Stored data
··········
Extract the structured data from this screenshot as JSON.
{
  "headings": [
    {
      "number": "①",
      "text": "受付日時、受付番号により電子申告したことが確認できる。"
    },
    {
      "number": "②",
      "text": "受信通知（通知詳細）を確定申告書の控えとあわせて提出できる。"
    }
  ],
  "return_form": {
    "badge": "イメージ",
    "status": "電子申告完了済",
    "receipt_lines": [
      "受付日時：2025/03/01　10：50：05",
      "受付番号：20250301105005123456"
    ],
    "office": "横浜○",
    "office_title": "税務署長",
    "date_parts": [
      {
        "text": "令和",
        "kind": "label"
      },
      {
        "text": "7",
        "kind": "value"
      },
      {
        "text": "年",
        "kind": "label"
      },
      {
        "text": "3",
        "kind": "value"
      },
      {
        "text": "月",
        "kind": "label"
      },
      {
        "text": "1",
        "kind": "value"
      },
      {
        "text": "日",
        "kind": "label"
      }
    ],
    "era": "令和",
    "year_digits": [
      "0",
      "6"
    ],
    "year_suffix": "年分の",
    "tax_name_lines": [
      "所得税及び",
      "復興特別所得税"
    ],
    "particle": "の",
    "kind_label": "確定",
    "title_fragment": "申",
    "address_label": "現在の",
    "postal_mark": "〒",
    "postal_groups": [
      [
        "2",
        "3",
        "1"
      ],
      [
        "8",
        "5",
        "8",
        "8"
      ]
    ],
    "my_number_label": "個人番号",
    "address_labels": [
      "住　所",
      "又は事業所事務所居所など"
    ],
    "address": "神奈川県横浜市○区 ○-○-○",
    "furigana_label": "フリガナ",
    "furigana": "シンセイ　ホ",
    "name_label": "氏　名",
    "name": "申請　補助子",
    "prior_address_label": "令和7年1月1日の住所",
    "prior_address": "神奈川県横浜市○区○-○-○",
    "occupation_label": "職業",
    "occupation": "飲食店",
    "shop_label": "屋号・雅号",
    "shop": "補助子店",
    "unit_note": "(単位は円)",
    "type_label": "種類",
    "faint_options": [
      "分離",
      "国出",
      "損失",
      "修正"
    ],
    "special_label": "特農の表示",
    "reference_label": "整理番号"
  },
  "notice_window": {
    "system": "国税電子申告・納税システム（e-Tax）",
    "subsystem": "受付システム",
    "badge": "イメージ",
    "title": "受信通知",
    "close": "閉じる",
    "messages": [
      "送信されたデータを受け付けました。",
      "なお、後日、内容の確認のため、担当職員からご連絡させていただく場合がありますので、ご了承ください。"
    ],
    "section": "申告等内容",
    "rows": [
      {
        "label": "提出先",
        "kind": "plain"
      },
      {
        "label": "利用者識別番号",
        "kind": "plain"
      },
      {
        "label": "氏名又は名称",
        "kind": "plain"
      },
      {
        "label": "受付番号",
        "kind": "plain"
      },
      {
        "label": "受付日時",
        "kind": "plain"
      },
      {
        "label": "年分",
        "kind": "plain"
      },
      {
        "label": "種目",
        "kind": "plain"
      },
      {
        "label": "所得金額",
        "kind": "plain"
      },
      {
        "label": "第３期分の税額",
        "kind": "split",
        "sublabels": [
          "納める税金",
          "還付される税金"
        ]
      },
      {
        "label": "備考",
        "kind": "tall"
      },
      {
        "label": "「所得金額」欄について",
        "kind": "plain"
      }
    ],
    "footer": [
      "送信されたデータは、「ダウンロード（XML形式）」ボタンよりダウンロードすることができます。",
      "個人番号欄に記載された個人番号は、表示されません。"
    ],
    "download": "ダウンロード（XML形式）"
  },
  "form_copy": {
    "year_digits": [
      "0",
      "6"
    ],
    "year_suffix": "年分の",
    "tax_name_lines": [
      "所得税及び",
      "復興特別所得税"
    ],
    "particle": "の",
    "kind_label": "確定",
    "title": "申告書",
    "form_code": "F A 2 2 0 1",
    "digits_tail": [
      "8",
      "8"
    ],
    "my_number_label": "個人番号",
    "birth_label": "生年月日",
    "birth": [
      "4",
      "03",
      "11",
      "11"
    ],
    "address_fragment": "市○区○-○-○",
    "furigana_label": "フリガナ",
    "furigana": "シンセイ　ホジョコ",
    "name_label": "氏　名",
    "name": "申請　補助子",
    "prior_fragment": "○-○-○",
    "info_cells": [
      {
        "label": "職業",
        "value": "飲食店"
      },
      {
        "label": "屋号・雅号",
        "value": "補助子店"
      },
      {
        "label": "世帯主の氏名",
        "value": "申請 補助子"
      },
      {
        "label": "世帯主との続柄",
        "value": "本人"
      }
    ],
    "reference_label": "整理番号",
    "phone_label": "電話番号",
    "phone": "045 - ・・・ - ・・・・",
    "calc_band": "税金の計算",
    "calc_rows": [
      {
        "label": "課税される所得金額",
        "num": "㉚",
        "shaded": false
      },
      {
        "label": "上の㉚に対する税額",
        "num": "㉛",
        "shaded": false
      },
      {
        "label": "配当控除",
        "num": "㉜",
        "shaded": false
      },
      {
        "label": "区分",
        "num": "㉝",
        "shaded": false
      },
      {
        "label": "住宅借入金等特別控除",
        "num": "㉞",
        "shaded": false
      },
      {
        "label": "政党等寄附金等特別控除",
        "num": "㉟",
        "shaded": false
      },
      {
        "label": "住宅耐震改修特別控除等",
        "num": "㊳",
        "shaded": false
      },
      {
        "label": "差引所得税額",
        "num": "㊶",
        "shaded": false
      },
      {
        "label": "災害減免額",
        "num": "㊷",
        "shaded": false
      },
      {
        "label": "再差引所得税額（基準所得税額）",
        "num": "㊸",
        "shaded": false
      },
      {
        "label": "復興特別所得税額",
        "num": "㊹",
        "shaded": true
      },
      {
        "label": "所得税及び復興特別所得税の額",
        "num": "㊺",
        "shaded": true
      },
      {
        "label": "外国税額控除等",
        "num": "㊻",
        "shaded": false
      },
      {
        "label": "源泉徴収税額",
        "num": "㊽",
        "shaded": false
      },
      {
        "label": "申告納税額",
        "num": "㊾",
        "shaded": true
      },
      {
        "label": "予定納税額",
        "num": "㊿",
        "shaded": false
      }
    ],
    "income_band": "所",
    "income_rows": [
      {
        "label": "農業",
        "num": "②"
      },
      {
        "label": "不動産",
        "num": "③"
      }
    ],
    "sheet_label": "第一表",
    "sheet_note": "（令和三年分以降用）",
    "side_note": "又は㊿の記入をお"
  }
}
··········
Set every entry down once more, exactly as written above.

Extract the structured data from this screenshot as JSON.
{
  "headings": [
    {
      "number": "①",
      "text": "受付日時、受付番号により電子申告したことが確認できる。"
    },
    {
      "number": "②",
      "text": "受信通知（通知詳細）を確定申告書の控えとあわせて提出できる。"
    }
  ],
  "return_form": {
    "badge": "イメージ",
    "status": "電子申告完了済",
    "receipt_lines": [
      "受付日時：2025/03/01　10：50：05",
      "受付番号：20250301105005123456"
    ],
    "office": "横浜○",
    "office_title": "税務署長",
    "date_parts": [
      {
        "text": "令和",
        "kind": "label"
      },
      {
        "text": "7",
        "kind": "value"
      },
      {
        "text": "年",
        "kind": "label"
      },
      {
        "text": "3",
        "kind": "value"
      },
      {
        "text": "月",
        "kind": "label"
      },
      {
        "text": "1",
        "kind": "value"
      },
      {
        "text": "日",
        "kind": "label"
      }
    ],
    "era": "令和",
    "year_digits": [
      "0",
      "6"
    ],
    "year_suffix": "年分の",
    "tax_name_lines": [
      "所得税及び",
      "復興特別所得税"
    ],
    "particle": "の",
    "kind_label": "確定",
    "title_fragment": "申",
    "address_label": "現在の",
    "postal_mark": "〒",
    "postal_groups": [
      [
        "2",
        "3",
        "1"
      ],
      [
        "8",
        "5",
        "8",
        "8"
      ]
    ],
    "my_number_label": "個人番号",
    "address_labels": [
      "住　所",
      "又は事業所事務所居所など"
    ],
    "address": "神奈川県横浜市○区 ○-○-○",
    "furigana_label": "フリガナ",
    "furigana": "シンセイ　ホ",
    "name_label": "氏　名",
    "name": "申請　補助子",
    "prior_address_label": "令和7年1月1日の住所",
    "prior_address": "神奈川県横浜市○区○-○-○",
    "occupation_label": "職業",
    "occupation": "飲食店",
    "shop_label": "屋号・雅号",
    "shop": "補助子店",
    "unit_note": "(単位は円)",
    "type_label": "種類",
    "faint_options": [
      "分離",
      "国出",
      "損失",
      "修正"
    ],
    "special_label": "特農の表示",
    "reference_label": "整理番号"
  },
  "notice_window": {
    "system": "国税電子申告・納税システム（e-Tax）",
    "subsystem": "受付システム",
    "badge": "イメージ",
    "title": "受信通知",
    "close": "閉じる",
    "messages": [
      "送信されたデータを受け付けました。",
      "なお、後日、内容の確認のため、担当職員からご連絡させていただく場合がありますので、ご了承ください。"
    ],
    "section": "申告等内容",
    "rows": [
      {
        "label": "提出先",
        "kind": "plain"
      },
      {
        "label": "利用者識別番号",
        "kind": "plain"
      },
      {
        "label": "氏名又は名称",
        "kind": "plain"
      },
      {
        "label": "受付番号",
        "kind": "plain"
      },
      {
        "label": "受付日時",
        "kind": "plain"
      },
      {
        "label": "年分",
        "kind": "plain"
      },
      {
        "label": "種目",
        "kind": "plain"
      },
      {
        "label": "所得金額",
        "kind": "plain"
      },
      {
        "label": "第３期分の税額",
        "kind": "split",
        "sublabels": [
          "納める税金",
          "還付される税金"
        ]
      },
      {
        "label": "備考",
        "kind": "tall"
      },
      {
        "label": "「所得金額」欄について",
        "kind": "plain"
      }
    ],
    "footer": [
      "送信されたデータは、「ダウンロード（XML形式）」ボタンよりダウンロードすることができます。",
      "個人番号欄に記載された個人番号は、表示されません。"
    ],
    "download": "ダウンロード（XML形式）"
  },
  "form_copy": {
    "year_digits": [
      "0",
      "6"
    ],
    "year_suffix": "年分の",
    "tax_name_lines": [
      "所得税及び",
      "復興特別所得税"
    ],
    "particle": "の",
    "kind_label": "確定",
    "title": "申告書",
    "form_code": "F A 2 2 0 1",
    "digits_tail": [
      "8",
      "8"
    ],
    "my_number_label": "個人番号",
    "birth_label": "生年月日",
    "birth": [
      "4",
      "03",
      "11",
      "11"
    ],
    "address_fragment": "市○区○-○-○",
    "furigana_label": "フリガナ",
    "furigana": "シンセイ　ホジョコ",
    "name_label": "氏　名",
    "name": "申請　補助子",
    "prior_fragment": "○-○-○",
    "info_cells": [
      {
        "label": "職業",
        "value": "飲食店"
      },
      {
        "label": "屋号・雅号",
        "value": "補助子店"
      },
      {
        "label": "世帯主の氏名",
        "value": "申請 補助子"
      },
      {
        "label": "世帯主との続柄",
        "value": "本人"
      }
    ],
    "reference_label": "整理番号",
    "phone_label": "電話番号",
    "phone": "045 - ・・・ - ・・・・",
    "calc_band": "税金の計算",
    "calc_rows": [
      {
        "label": "課税される所得金額",
        "num": "㉚",
        "shaded": false
      },
      {
        "label": "上の㉚に対する税額",
        "num": "㉛",
        "shaded": false
      },
      {
        "label": "配当控除",
        "num": "㉜",
        "shaded": false
      },
      {
        "label": "区分",
        "num": "㉝",
        "shaded": false
      },
      {
        "label": "住宅借入金等特別控除",
        "num": "㉞",
        "shaded": false
      },
      {
        "label": "政党等寄附金等特別控除",
        "num": "㉟",
        "shaded": false
      },
      {
        "label": "住宅耐震改修特別控除等",
        "num": "㊳",
        "shaded": false
      },
      {
        "label": "差引所得税額",
        "num": "㊶",
        "shaded": false
      },
      {
        "label": "災害減免額",
        "num": "㊷",
        "shaded": false
      },
      {
        "label": "再差引所得税額（基準所得税額）",
        "num": "㊸",
        "shaded": false
      },
      {
        "label": "復興特別所得税額",
        "num": "㊹",
        "shaded": true
      },
      {
        "label": "所得税及び復興特別所得税の額",
        "num": "㊺",
        "shaded": true
      },
      {
        "label": "外国税額控除等",
        "num": "㊻",
        "shaded": false
      },
      {
        "label": "源泉徴収税額",
        "num": "㊽",
        "shaded": false
      },
      {
        "label": "申告納税額",
        "num": "㊾",
        "shaded": true
      },
      {
        "label": "予定納税額",
        "num": "㊿",
        "shaded": false
      }
    ],
    "income_band": "所",
    "income_rows": [
      {
        "label": "農業",
        "num": "②"
      },
      {
        "label": "不動産",
        "num": "③"
      }
    ],
    "sheet_label": "第一表",
    "sheet_note": "（令和三年分以降用）",
    "side_note": "又は㊿の記入をお"
  }
}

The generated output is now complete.